The small calorie, gram calorie, or calorie (symbol: cal) is the amount of heat (energy) required to raise the temperature of one gram of water by 1 °C.
The large calorie, kilogram calorie, kilocalorie (symbol: kcal), or Calorie (capital C) is the amount of heat (energy) needed to increase the temperature of one kg of water by 1 °C, exactly 1000 small calories, or about 4.184 kJ.
The second form is the one commonly used to express food energy. Its most common name is calorie; kilocalorie is sometimes used, more often in the symbol “kcal” than in the spelled out word.
Calorie counts for foods are done in two ways:
1) Using the established approximation of 4-4-9, i.e. 4 calories per gram of carbohydrates or protein and 9 calories per gram for fats.
2) Using the USDA database that has calorie values for a large variety of foods based on actual measurements, or the so called Atwater Conversion Factors. (Most online calorie calculators use the USDA database.)
The two methods give different results, and the food manufacturer doesn’t have to state which one they used. How much would the difference be? I don’t know. Perhaps as much as 10% depending on what the ingredients are?
Calories are typically measured with a bomb calorimeter. This method and the foundation for the USDA database were developed by
Atwater used a bomb calorimeter. A bomb calorimeter is measuring the energy (heat) created by a food item when it is burned. We then assume that this amount of energy is representative for how our digestive system extracts energy out of the same food item.
A simple bomb calorimeter by Sciencebuddies
One question about energy/metabolism I have not been able to find an answer to is how much of what we eat is actually used by the body. There have been studies made that show that the body is a very efficient machine and that little goes to waste. However, these studies have been made in an “underfed” situation where the food supply was below the body’s energy needs. What would happen in an “overfed” situation? If I had a meal with 5000 cals? Would I instantly gain 1 pound of fat?
The theory is that for people that do not gain weight, a 5000 calorie meal would be compensated by increased metabolism so that they burn all these calories. You would think the energy produced in this process would make their skin hot to the touch! Could it be that the body instead just extracts the energy it thinks it needs from the food and discards the rest? To me, this seems a much more plausible explanation but I can find no source that entertains the idea. There are “set point” theories, i.e. that the body tends to find a comfortable weight and stays there regardless of how much or how little we eat. The set point theory is still assuming increased/decreased metabolism though.

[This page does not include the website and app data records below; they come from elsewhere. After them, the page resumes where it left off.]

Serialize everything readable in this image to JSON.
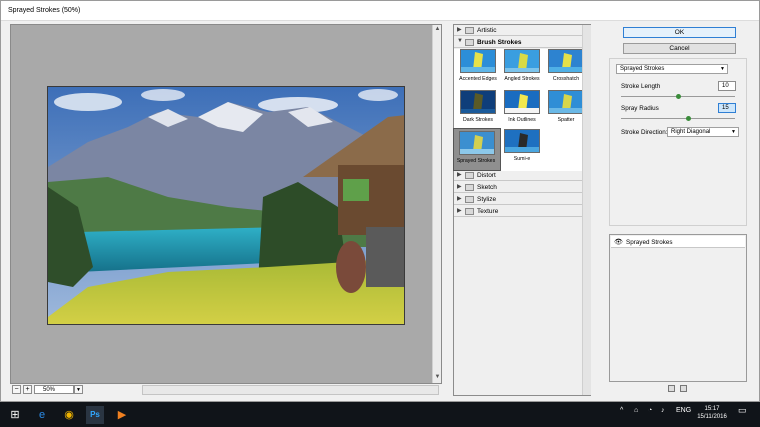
{
  "window": {
    "title": "Sprayed Strokes (50%)"
  },
  "preview": {
    "zoom": "50%"
  },
  "gallery": {
    "categories": [
      {
        "label": "Artistic",
        "open": false
      },
      {
        "label": "Brush Strokes",
        "open": true
      },
      {
        "label": "Distort",
        "open": false
      },
      {
        "label": "Sketch",
        "open": false
      },
      {
        "label": "Stylize",
        "open": false
      },
      {
        "label": "Texture",
        "open": false
      }
    ],
    "filters": [
      {
        "label": "Accented Edges"
      },
      {
        "label": "Angled Strokes"
      },
      {
        "label": "Crosshatch"
      },
      {
        "label": "Dark Strokes"
      },
      {
        "label": "Ink Outlines"
      },
      {
        "label": "Spatter"
      },
      {
        "label": "Sprayed Strokes",
        "selected": true
      },
      {
        "label": "Sumi-e"
      }
    ]
  },
  "buttons": {
    "ok": "OK",
    "cancel": "Cancel"
  },
  "settings": {
    "filter_select": "Sprayed Strokes",
    "stroke_length": {
      "label": "Stroke Length",
      "value": "10",
      "fraction": 0.5
    },
    "spray_radius": {
      "label": "Spray Radius",
      "value": "15",
      "fraction": 0.6
    },
    "stroke_direction": {
      "label": "Stroke Direction:",
      "value": "Right Diagonal"
    }
  },
  "layers": {
    "items": [
      {
        "label": "Sprayed Strokes"
      }
    ]
  },
  "taskbar": {
    "time": "15:17",
    "date": "15/11/2016",
    "lang": "ENG"
  },
  "colors": {
    "accent": "#2f7fd4",
    "slider_knob": "#3a8c3a",
    "taskbar": "#101419"
  }
}
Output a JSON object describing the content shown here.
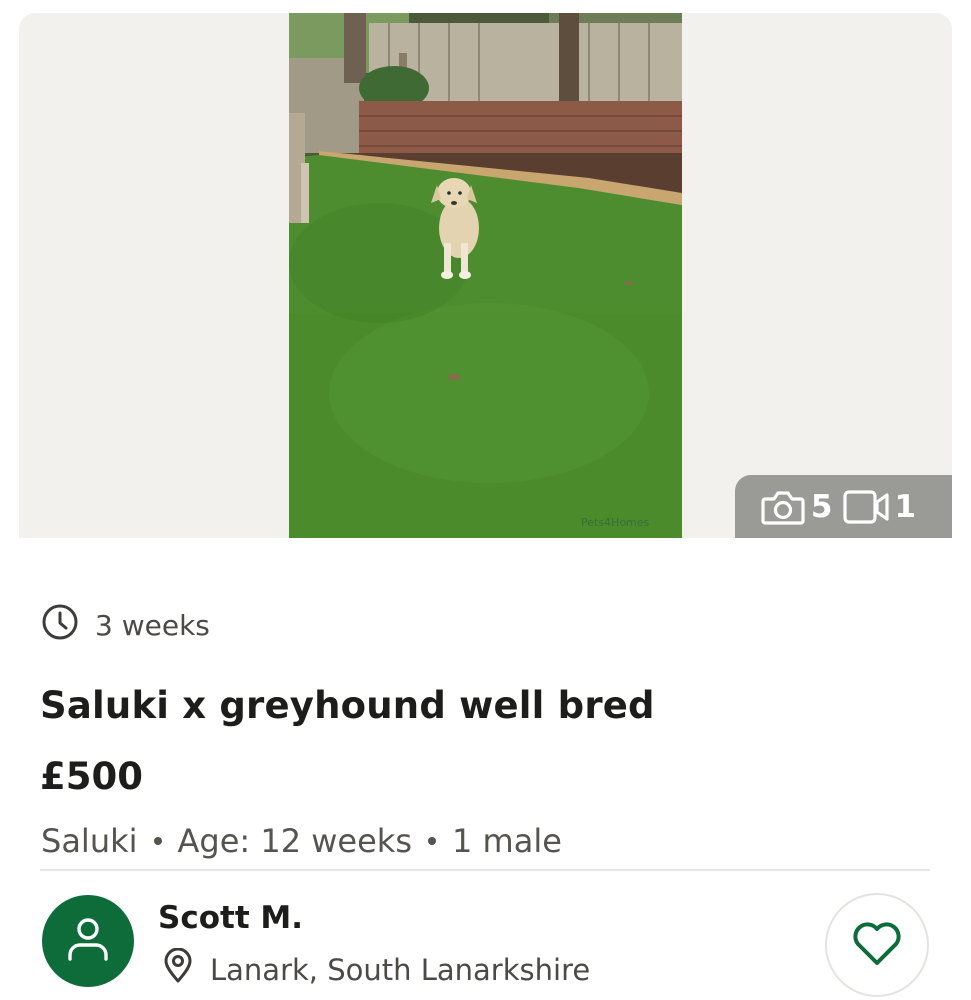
{
  "gallery": {
    "photo_count": "5",
    "video_count": "1",
    "watermark_alt": "Pets4Homes"
  },
  "listing": {
    "posted_ago": "3 weeks",
    "title": "Saluki x greyhound well bred",
    "price": "£500",
    "breed": "Saluki",
    "age": "Age: 12 weeks",
    "litter": "1 male"
  },
  "seller": {
    "name": "Scott M.",
    "location": "Lanark, South Lanarkshire"
  },
  "icons": {
    "clock": "clock-icon",
    "camera": "camera-icon",
    "video": "video-icon",
    "user": "user-icon",
    "pin": "location-pin-icon",
    "heart": "heart-icon"
  },
  "colors": {
    "brand_green": "#0e6b3a",
    "counter_bg": "#9a9a97",
    "media_bg": "#f2f1ed"
  }
}
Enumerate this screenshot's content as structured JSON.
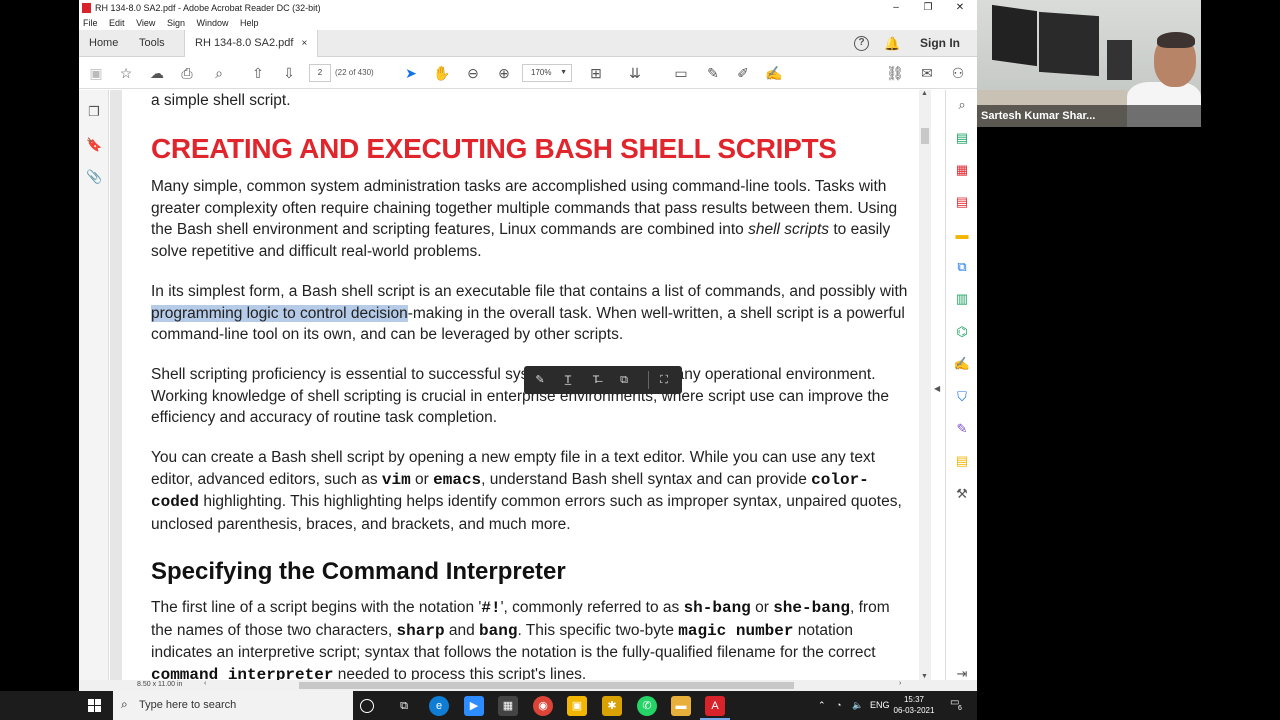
{
  "window": {
    "title": "RH 134-8.0 SA2.pdf - Adobe Acrobat Reader DC (32-bit)",
    "minimize": "–",
    "restore": "❐",
    "close": "✕"
  },
  "menu": [
    "File",
    "Edit",
    "View",
    "Sign",
    "Window",
    "Help"
  ],
  "tabs": {
    "home": "Home",
    "tools": "Tools",
    "document": "RH 134-8.0 SA2.pdf",
    "close": "×",
    "sign_in": "Sign In"
  },
  "toolbar": {
    "page_value": "2",
    "page_count": "(22 of 430)",
    "zoom": "170%"
  },
  "document": {
    "intro_tail": "a simple shell script.",
    "heading": "CREATING AND EXECUTING BASH SHELL SCRIPTS",
    "para1_a": "Many simple, common system administration tasks are accomplished using command-line tools. Tasks with greater complexity often require chaining together multiple commands that pass results between them. Using the Bash shell environment and scripting features, Linux commands are combined into ",
    "para1_em": "shell scripts",
    "para1_b": " to easily solve repetitive and difficult real-world problems.",
    "para2_a": "In its simplest form, a Bash shell script is an executable file that contains a list of commands, and possibly with ",
    "para2_hl": "programming logic to control decision",
    "para2_b": "-making in the overall task. When well-written, a shell script is a powerful command-line tool on its own, and can be leveraged by other scripts.",
    "para3": "Shell scripting proficiency is essential to successful system administration in any operational environment. Working knowledge of shell scripting is crucial in enterprise environments, where script use can improve the efficiency and accuracy of routine task completion.",
    "para4_a": "You can create a Bash shell script by opening a new empty file in a text editor. While you can use any text editor, advanced editors, such as ",
    "para4_vim": "vim",
    "para4_or": " or ",
    "para4_emacs": "emacs",
    "para4_b": ", understand Bash shell syntax and can provide ",
    "para4_cc": "color-coded",
    "para4_c": " highlighting. This highlighting helps identify common errors such as improper syntax, unpaired quotes, unclosed parenthesis, braces, and brackets, and much more.",
    "heading2": "Specifying the Command Interpreter",
    "para5_a": "The first line of a script begins with the notation '",
    "para5_hash": "#!",
    "para5_b": "', commonly referred to as ",
    "para5_shbang": "sh-bang",
    "para5_or": " or ",
    "para5_shebang": "she-bang",
    "para5_c": ", from the names of those two characters, ",
    "para5_sharp": "sharp",
    "para5_and": " and ",
    "para5_bang": "bang",
    "para5_d": ". This specific two-byte ",
    "para5_magic": "magic number",
    "para5_e": " notation indicates an interpretive script; syntax that follows the notation is the fully-qualified filename for the correct ",
    "para5_ci": "command interpreter",
    "para5_f": " needed to process this script's lines."
  },
  "statusbar": {
    "page_size": "8.50 x 11.00 in"
  },
  "video": {
    "participant": "Sartesh Kumar Shar..."
  },
  "taskbar": {
    "search_placeholder": "Type here to search",
    "lang": "ENG",
    "time": "15:37",
    "date": "06-03-2021",
    "notifications": "6"
  },
  "colors": {
    "heading_red": "#e0252d",
    "highlight": "#b6cbe8",
    "accent_blue": "#1473e6"
  }
}
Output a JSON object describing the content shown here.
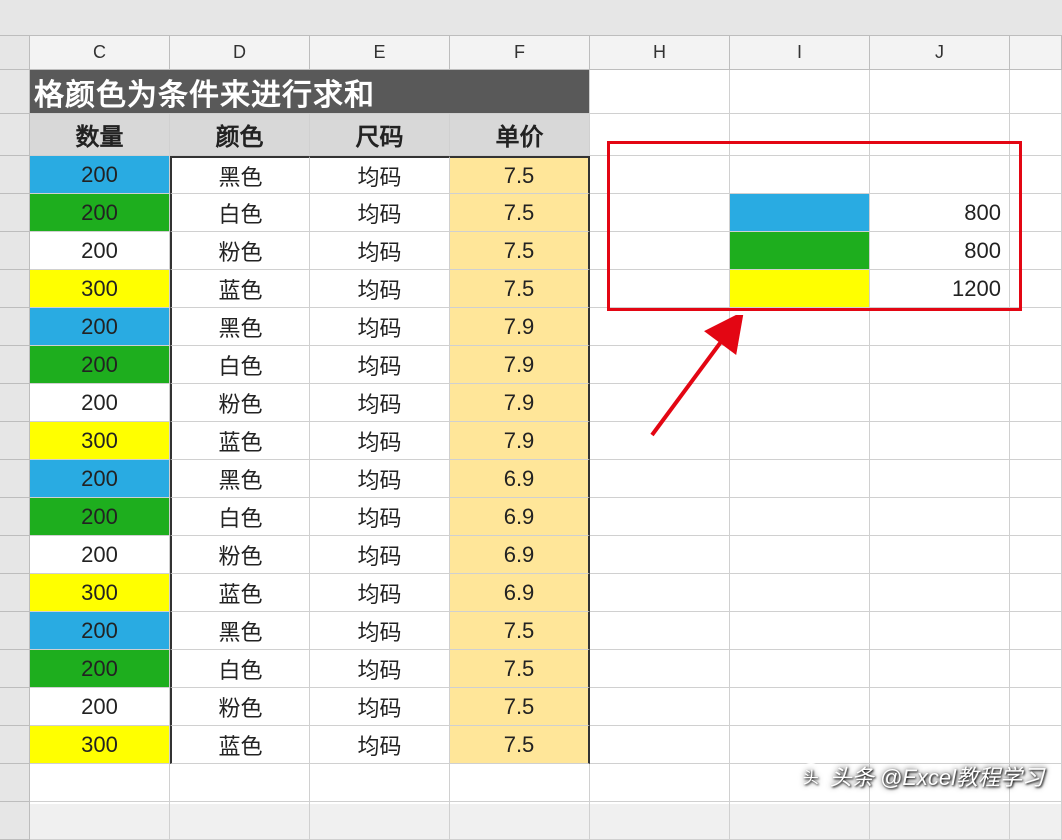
{
  "columns": [
    "C",
    "D",
    "E",
    "F",
    "H",
    "I",
    "J"
  ],
  "title": "格颜色为条件来进行求和",
  "headers": {
    "c": "数量",
    "d": "颜色",
    "e": "尺码",
    "f": "单价"
  },
  "rows": [
    {
      "qty": "200",
      "color": "黑色",
      "size": "均码",
      "price": "7.5",
      "fill": "blue"
    },
    {
      "qty": "200",
      "color": "白色",
      "size": "均码",
      "price": "7.5",
      "fill": "green"
    },
    {
      "qty": "200",
      "color": "粉色",
      "size": "均码",
      "price": "7.5",
      "fill": "white"
    },
    {
      "qty": "300",
      "color": "蓝色",
      "size": "均码",
      "price": "7.5",
      "fill": "yellow"
    },
    {
      "qty": "200",
      "color": "黑色",
      "size": "均码",
      "price": "7.9",
      "fill": "blue"
    },
    {
      "qty": "200",
      "color": "白色",
      "size": "均码",
      "price": "7.9",
      "fill": "green"
    },
    {
      "qty": "200",
      "color": "粉色",
      "size": "均码",
      "price": "7.9",
      "fill": "white"
    },
    {
      "qty": "300",
      "color": "蓝色",
      "size": "均码",
      "price": "7.9",
      "fill": "yellow"
    },
    {
      "qty": "200",
      "color": "黑色",
      "size": "均码",
      "price": "6.9",
      "fill": "blue"
    },
    {
      "qty": "200",
      "color": "白色",
      "size": "均码",
      "price": "6.9",
      "fill": "green"
    },
    {
      "qty": "200",
      "color": "粉色",
      "size": "均码",
      "price": "6.9",
      "fill": "white"
    },
    {
      "qty": "300",
      "color": "蓝色",
      "size": "均码",
      "price": "6.9",
      "fill": "yellow"
    },
    {
      "qty": "200",
      "color": "黑色",
      "size": "均码",
      "price": "7.5",
      "fill": "blue"
    },
    {
      "qty": "200",
      "color": "白色",
      "size": "均码",
      "price": "7.5",
      "fill": "green"
    },
    {
      "qty": "200",
      "color": "粉色",
      "size": "均码",
      "price": "7.5",
      "fill": "white"
    },
    {
      "qty": "300",
      "color": "蓝色",
      "size": "均码",
      "price": "7.5",
      "fill": "yellow"
    }
  ],
  "summary": [
    {
      "fill": "blue",
      "value": "800"
    },
    {
      "fill": "green",
      "value": "800"
    },
    {
      "fill": "yellow",
      "value": "1200"
    }
  ],
  "watermark": "头条 @Excel教程学习"
}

To lose weight, the available energy from food needs to be less that what the body needs. We are told that to lose 1 pound of fat, we need to eat 3,500 calories less that what we burn. However, all the weight loss studies I have seen fail to confirm this stated “truth”. Long term weight loss is always less than what the theoretical value dictates. Why is that? Calorie count wrong? Food composition plays a role? Metabolic rate incorrect? Why are they never interested to find out the reason for this discrepancy in the studies?
Weight loss continues to be pure guesswork. Recommendations based on 100 year old science. Trial and error. Individual adjustments required. Is it surprising that so many dieters fail? Just give up due to frustration due to lack of understanding of why our efforts are not producing results?
If the medical community would provide us with tools to lose weight in a safe and healthy manner there would be no need for drastic measures like Kimkins. Kimkins appeal is that starvation works. For a short period of time. They just don’t tell you that you are bound to regain the weight and may have developed medical problems from it. Slow and steady is the way to go with weight loss. We didn’t gain weight overnight and shouldn’t expect to lose it overnight either.